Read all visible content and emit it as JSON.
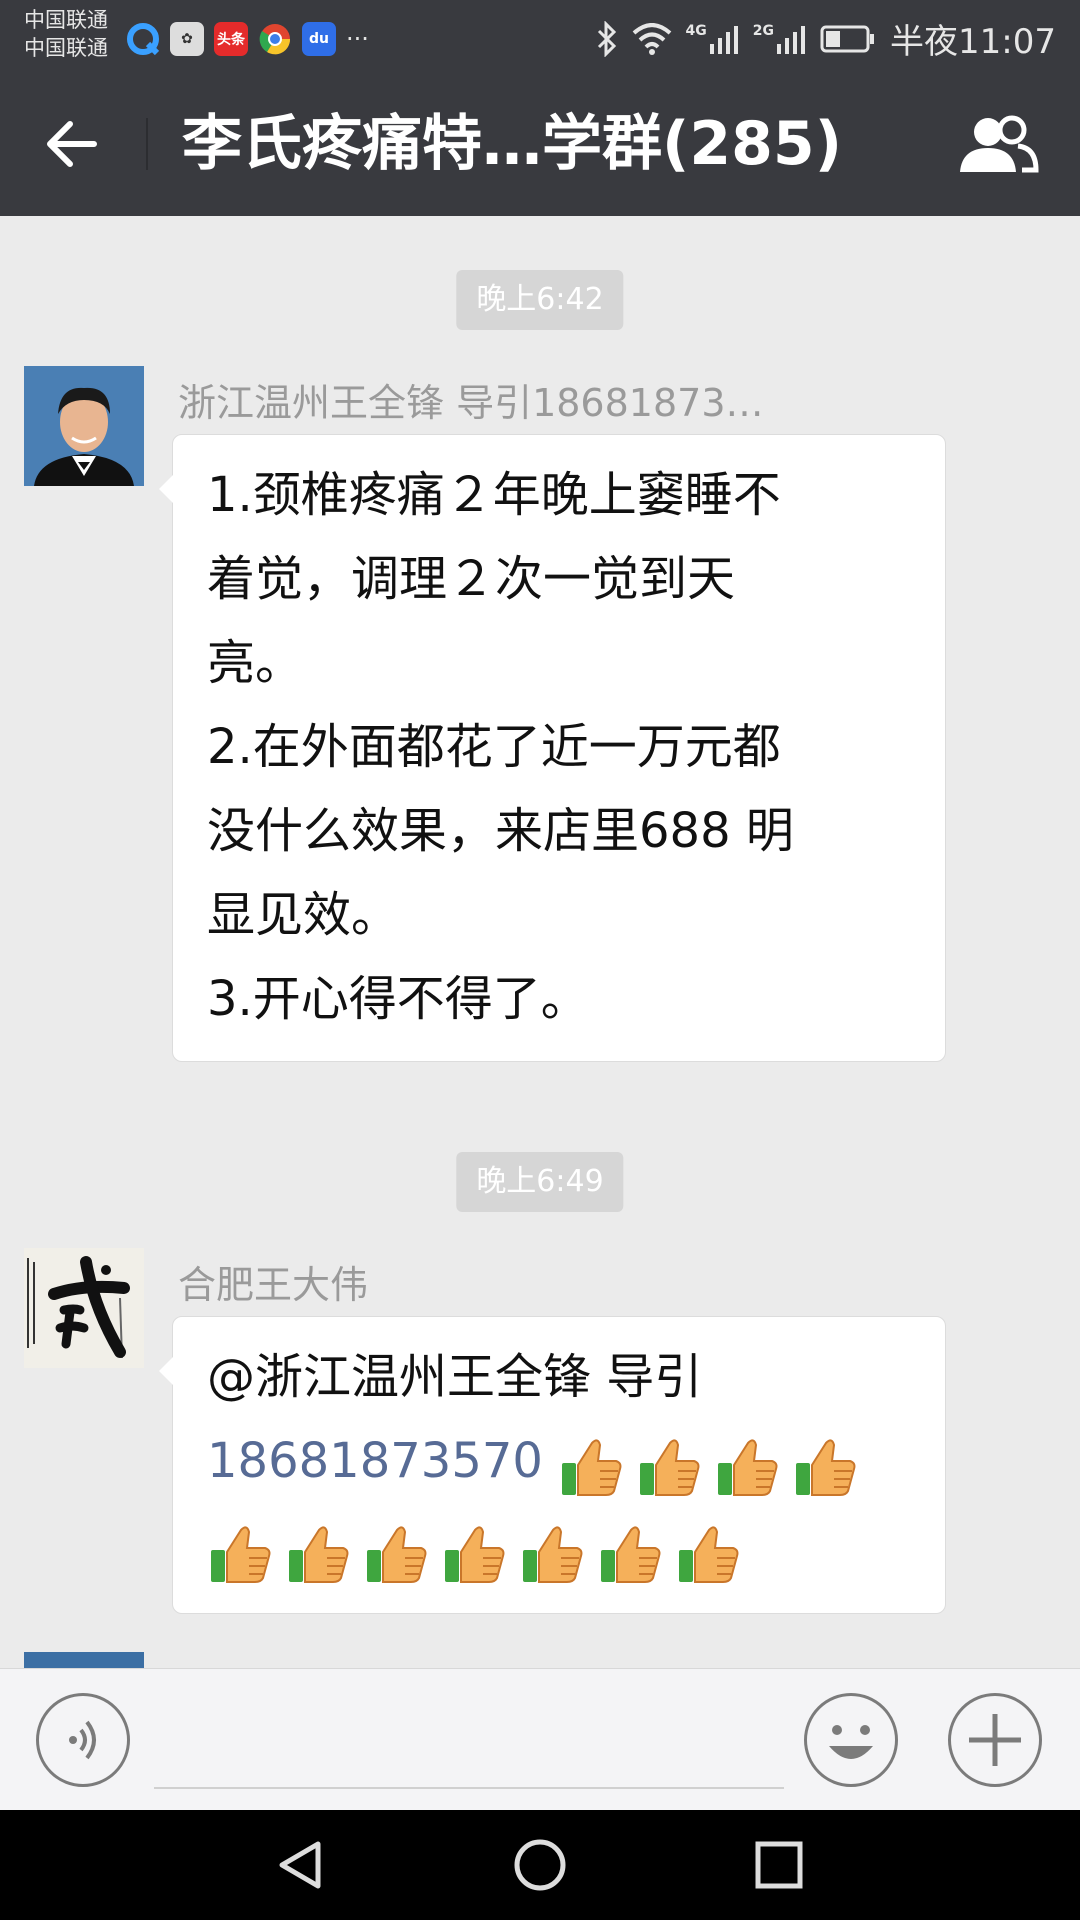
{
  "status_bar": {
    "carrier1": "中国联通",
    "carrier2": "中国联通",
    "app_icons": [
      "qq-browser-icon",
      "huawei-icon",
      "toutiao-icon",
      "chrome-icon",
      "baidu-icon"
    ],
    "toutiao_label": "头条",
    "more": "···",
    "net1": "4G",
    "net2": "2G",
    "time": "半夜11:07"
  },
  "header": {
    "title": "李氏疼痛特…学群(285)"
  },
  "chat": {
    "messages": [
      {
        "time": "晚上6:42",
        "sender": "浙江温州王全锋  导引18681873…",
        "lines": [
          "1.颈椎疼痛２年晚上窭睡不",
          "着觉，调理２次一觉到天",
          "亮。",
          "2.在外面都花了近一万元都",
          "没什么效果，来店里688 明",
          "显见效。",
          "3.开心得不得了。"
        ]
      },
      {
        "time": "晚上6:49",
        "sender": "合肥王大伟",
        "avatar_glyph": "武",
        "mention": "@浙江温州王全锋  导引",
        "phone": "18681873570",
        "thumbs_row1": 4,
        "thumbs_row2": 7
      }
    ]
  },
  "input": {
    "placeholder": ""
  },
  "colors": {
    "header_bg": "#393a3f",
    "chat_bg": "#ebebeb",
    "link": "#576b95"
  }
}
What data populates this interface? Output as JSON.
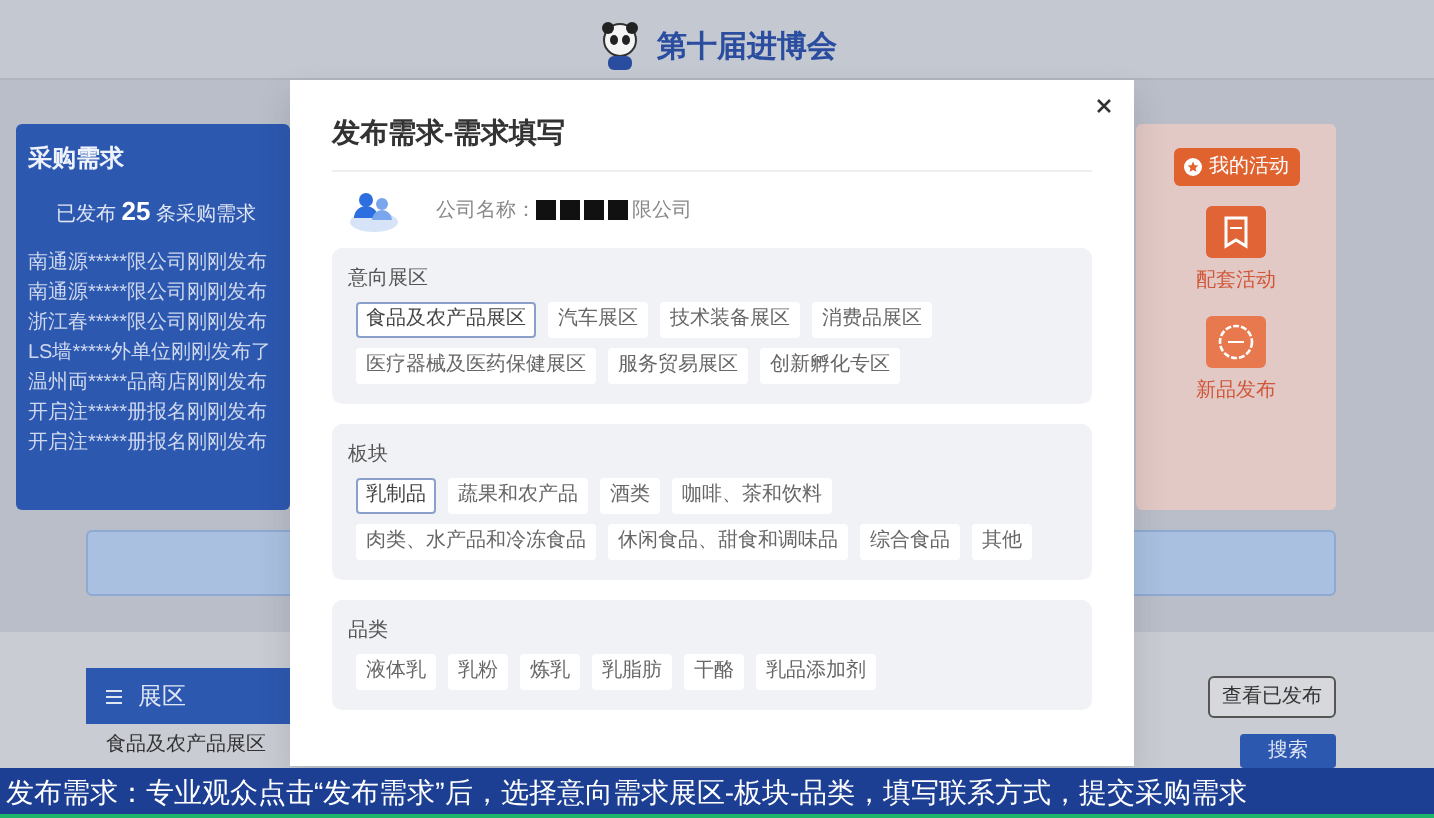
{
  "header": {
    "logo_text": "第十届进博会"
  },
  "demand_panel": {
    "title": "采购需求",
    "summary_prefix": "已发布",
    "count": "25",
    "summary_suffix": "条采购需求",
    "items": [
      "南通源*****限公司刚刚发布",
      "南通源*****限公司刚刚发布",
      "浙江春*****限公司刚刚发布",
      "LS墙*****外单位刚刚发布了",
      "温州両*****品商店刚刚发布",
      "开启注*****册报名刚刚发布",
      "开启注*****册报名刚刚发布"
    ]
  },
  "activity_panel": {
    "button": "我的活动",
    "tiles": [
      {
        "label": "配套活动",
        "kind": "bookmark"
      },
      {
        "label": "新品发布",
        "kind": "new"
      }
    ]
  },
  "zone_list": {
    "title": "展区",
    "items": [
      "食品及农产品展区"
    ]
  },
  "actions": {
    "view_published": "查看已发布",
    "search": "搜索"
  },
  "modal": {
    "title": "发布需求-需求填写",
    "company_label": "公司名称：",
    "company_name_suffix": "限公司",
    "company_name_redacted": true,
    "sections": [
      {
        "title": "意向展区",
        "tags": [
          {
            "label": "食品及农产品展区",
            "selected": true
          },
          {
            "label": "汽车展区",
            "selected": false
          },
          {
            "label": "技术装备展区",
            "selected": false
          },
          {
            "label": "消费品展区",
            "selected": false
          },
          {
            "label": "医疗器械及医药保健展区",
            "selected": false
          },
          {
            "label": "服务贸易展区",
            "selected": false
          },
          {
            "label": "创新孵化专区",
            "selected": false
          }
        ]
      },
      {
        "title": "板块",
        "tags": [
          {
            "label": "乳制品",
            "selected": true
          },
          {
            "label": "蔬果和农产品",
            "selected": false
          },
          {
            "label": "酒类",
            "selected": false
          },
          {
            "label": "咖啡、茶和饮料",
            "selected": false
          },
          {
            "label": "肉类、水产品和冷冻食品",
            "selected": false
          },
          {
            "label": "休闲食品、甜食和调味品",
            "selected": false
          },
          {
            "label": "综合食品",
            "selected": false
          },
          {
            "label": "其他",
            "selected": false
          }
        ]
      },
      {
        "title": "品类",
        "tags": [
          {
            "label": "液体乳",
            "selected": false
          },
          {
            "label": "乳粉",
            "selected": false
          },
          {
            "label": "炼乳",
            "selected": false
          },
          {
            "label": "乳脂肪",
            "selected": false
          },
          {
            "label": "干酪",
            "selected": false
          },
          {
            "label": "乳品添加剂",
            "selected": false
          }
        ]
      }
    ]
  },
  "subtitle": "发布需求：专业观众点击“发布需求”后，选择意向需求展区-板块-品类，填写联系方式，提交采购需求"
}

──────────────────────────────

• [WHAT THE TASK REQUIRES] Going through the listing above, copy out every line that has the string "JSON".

• [EXPECTED ANSWER]
Read all visible content and emit it as JSON.
What data populates this interface? Output as JSON.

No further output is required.